====== Supplied records ======
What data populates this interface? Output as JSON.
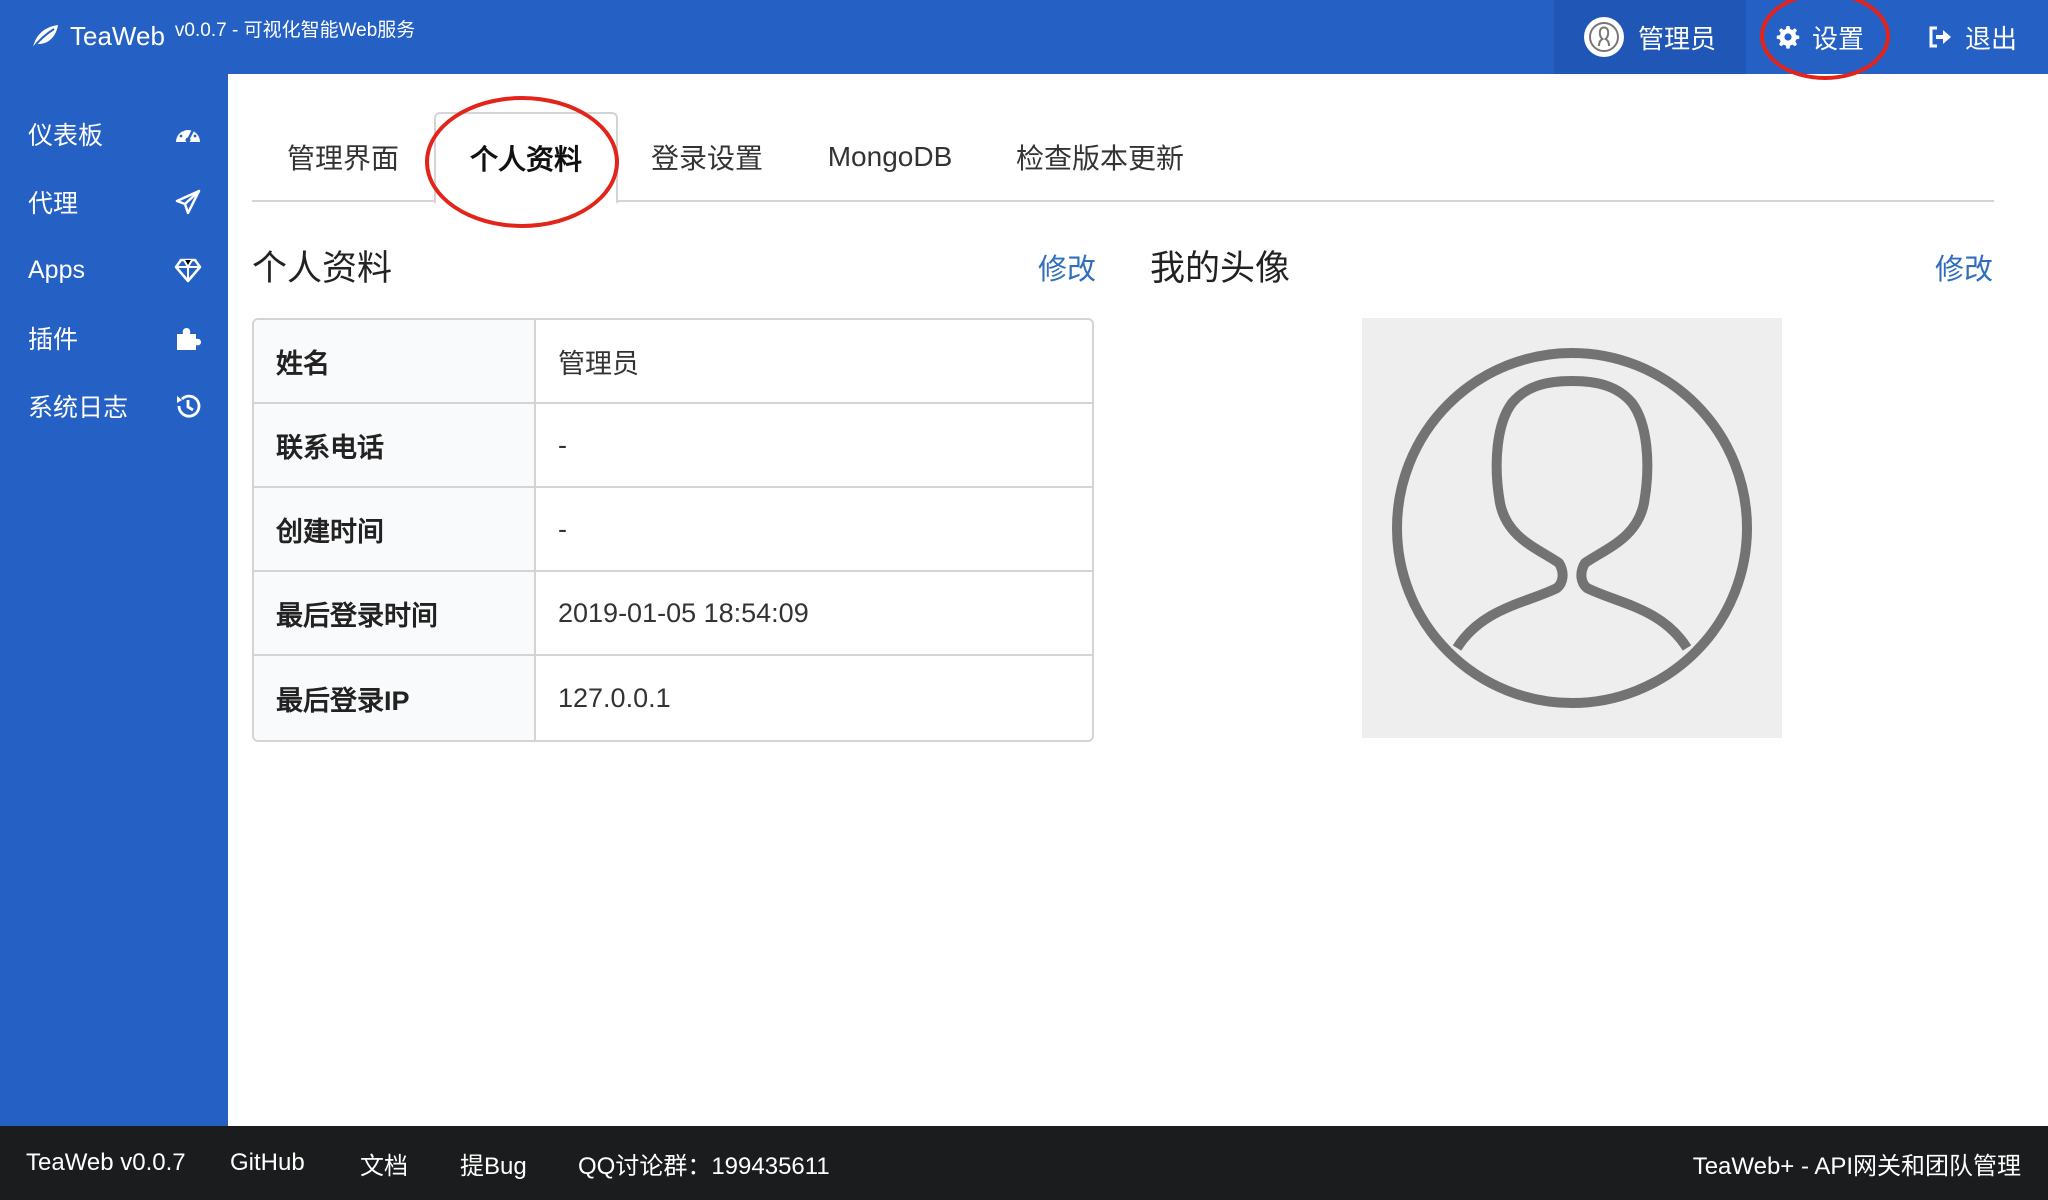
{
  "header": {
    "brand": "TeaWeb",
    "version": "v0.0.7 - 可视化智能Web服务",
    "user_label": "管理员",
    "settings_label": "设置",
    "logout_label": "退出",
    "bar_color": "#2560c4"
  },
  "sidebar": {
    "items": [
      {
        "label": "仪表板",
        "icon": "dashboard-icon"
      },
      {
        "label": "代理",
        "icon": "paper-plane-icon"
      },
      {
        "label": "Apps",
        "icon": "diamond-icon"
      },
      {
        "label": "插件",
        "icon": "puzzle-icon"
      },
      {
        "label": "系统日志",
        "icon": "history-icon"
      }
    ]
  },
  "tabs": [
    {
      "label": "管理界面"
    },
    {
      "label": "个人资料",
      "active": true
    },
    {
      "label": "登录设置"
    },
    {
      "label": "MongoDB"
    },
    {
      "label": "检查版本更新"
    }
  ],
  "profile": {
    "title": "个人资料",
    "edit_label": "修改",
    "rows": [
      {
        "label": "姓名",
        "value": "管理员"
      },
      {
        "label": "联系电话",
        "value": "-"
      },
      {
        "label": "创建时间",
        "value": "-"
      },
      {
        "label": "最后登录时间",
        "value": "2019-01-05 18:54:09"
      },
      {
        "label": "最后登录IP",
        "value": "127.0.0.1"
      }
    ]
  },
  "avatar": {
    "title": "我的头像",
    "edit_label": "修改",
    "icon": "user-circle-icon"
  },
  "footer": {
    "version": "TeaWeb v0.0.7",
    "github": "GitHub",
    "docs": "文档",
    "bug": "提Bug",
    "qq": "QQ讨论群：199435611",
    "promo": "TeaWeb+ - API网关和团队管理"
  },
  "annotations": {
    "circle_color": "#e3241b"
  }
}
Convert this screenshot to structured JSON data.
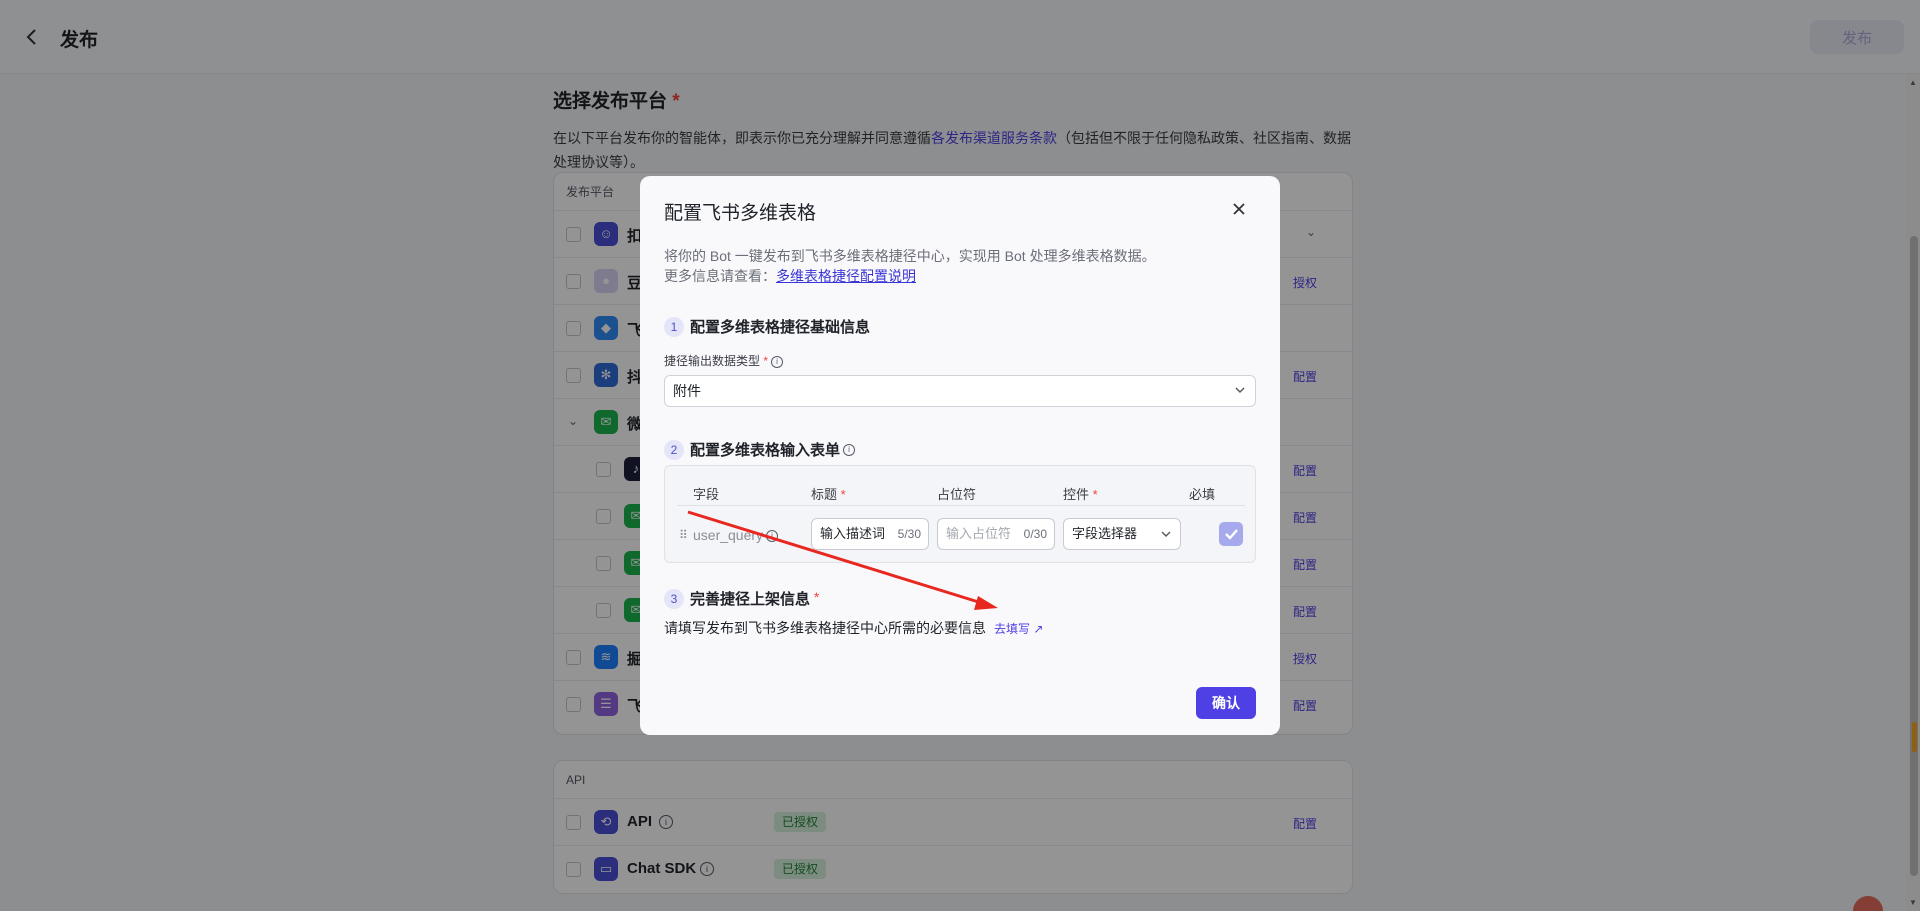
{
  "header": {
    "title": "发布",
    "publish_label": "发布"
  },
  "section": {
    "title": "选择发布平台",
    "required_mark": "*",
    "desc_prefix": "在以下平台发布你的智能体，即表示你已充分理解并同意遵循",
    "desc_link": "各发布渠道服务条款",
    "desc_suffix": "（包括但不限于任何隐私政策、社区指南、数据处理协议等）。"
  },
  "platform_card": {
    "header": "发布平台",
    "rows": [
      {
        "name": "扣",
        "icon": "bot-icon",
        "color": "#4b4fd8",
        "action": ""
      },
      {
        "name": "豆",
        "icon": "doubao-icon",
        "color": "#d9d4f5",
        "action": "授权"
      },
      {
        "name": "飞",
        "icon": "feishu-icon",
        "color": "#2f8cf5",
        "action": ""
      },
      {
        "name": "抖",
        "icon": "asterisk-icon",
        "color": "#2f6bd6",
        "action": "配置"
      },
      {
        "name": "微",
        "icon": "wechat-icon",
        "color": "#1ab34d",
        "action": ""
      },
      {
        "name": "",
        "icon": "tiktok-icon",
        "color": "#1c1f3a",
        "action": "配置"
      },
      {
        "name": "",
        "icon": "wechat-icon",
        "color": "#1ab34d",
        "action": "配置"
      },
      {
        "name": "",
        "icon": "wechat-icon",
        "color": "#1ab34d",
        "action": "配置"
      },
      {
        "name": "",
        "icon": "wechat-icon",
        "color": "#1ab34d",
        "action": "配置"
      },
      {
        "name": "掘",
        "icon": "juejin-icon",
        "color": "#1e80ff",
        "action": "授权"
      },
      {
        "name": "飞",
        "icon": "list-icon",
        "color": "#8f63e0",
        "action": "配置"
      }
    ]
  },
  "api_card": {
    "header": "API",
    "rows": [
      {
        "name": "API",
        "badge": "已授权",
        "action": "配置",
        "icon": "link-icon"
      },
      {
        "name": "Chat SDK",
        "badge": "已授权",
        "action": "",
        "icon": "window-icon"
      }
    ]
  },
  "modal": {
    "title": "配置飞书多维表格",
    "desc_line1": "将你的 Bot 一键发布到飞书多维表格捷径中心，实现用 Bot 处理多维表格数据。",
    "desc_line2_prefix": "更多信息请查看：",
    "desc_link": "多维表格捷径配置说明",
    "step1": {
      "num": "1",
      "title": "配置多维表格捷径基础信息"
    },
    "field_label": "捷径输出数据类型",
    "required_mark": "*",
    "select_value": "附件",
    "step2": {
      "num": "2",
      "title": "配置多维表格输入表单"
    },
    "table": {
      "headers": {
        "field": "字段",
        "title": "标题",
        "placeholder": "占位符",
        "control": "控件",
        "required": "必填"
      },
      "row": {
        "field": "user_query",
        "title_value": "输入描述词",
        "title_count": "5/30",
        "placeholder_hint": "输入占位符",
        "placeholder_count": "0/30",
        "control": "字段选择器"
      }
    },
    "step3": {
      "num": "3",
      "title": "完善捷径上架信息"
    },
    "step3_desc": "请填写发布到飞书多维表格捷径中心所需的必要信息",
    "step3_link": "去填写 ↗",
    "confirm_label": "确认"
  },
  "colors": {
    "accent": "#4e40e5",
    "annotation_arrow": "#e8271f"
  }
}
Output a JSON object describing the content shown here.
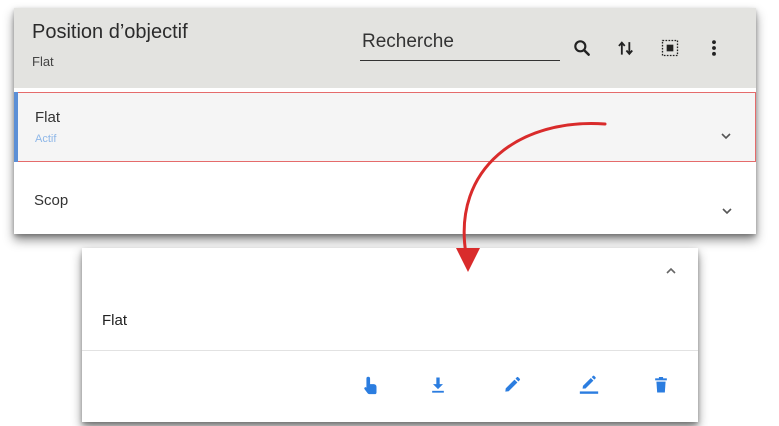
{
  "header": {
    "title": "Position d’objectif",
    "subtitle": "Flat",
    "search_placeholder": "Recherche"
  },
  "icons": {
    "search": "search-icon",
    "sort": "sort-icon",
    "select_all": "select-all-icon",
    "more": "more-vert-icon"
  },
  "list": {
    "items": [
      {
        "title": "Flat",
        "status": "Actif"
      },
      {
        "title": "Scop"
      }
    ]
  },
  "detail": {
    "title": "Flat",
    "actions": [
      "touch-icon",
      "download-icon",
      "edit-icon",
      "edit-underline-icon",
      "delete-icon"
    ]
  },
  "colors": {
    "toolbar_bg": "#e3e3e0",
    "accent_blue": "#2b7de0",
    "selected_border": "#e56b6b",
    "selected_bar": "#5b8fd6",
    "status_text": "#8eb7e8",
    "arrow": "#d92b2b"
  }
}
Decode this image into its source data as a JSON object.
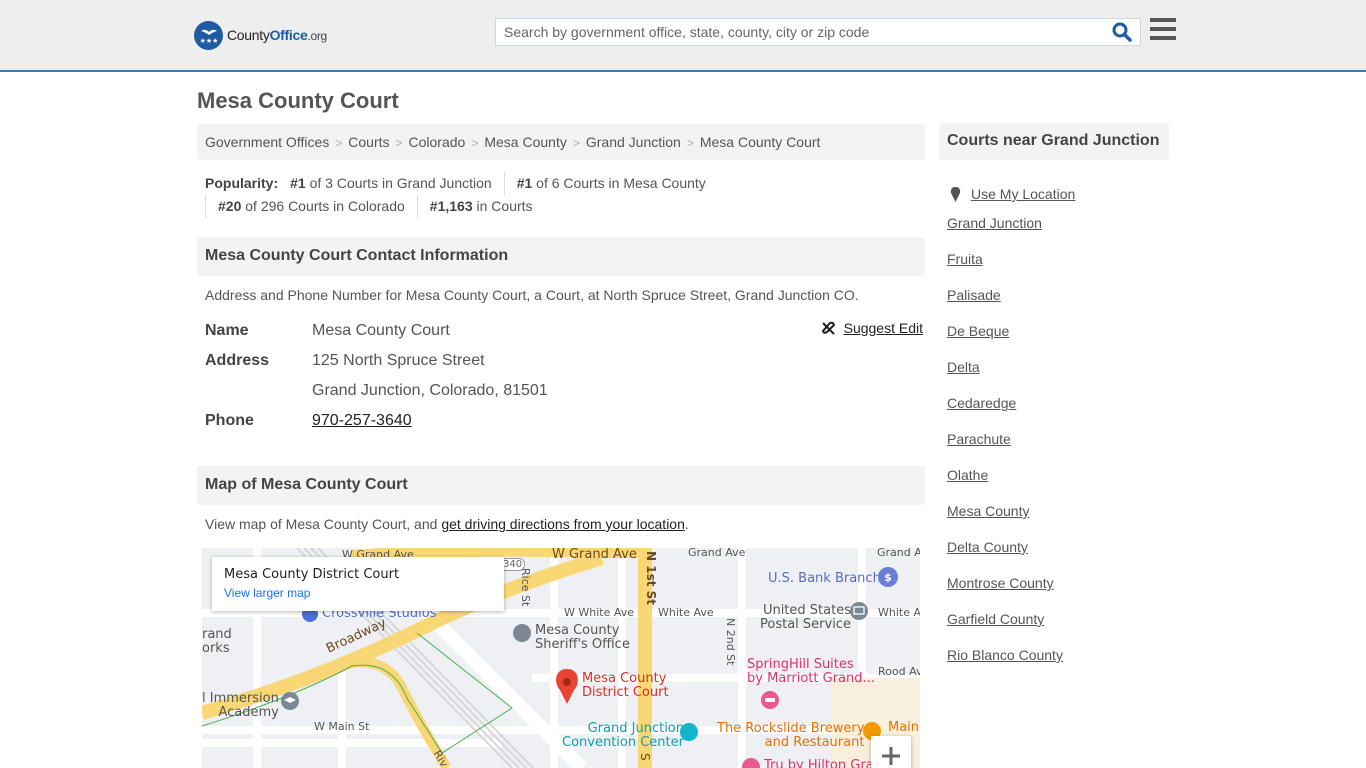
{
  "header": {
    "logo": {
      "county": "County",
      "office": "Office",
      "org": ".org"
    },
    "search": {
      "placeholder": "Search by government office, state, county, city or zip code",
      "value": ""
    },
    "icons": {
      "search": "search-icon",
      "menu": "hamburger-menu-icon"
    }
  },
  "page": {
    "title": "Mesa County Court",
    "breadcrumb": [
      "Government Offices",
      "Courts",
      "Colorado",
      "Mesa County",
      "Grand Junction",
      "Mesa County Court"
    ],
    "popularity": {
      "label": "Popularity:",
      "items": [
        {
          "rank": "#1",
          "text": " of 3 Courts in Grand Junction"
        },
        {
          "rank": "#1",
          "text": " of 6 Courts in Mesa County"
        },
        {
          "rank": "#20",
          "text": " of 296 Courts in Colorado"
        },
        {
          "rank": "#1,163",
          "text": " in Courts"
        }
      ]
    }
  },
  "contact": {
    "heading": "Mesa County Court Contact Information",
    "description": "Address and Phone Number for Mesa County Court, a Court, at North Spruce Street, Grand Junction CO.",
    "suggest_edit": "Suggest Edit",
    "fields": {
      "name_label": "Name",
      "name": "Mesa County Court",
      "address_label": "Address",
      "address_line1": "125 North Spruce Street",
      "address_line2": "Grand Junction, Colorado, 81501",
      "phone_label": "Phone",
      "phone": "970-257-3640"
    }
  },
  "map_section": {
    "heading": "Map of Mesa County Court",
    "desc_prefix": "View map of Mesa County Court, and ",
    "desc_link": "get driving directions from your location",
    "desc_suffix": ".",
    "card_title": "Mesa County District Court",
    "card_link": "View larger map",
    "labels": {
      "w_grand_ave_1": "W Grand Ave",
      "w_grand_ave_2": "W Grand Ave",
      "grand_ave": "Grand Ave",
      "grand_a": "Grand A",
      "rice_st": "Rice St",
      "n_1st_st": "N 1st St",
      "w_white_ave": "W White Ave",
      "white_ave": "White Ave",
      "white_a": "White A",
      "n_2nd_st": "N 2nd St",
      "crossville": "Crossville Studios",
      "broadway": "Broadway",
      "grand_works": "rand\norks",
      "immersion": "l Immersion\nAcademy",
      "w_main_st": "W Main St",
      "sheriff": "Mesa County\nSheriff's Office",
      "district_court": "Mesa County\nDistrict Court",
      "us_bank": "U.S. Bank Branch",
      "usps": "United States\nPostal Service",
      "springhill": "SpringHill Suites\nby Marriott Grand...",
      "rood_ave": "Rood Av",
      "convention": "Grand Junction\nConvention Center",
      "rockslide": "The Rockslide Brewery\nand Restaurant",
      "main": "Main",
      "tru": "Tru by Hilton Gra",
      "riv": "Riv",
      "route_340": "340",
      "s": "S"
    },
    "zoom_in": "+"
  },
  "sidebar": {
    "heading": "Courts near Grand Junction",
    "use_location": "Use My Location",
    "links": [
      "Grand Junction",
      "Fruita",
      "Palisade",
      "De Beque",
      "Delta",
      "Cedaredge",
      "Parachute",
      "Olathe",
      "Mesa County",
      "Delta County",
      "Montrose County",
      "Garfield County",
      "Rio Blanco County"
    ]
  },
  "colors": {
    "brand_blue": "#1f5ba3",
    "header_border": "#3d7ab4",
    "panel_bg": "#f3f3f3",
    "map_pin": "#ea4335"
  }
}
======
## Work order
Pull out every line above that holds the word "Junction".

## Solution for this task
      "Grand Junction",
          "text": " of 3 Courts in Grand Junction"
    "description": "Address and Phone Number for Mesa County Court, a Court, at North Spruce Street, Grand Junction CO.",
      "address_line2": "Grand Junction, Colorado, 81501",
      "convention": "Grand Junction\nConvention Center",
    "heading": "Courts near Grand Junction",
      "Grand Junction",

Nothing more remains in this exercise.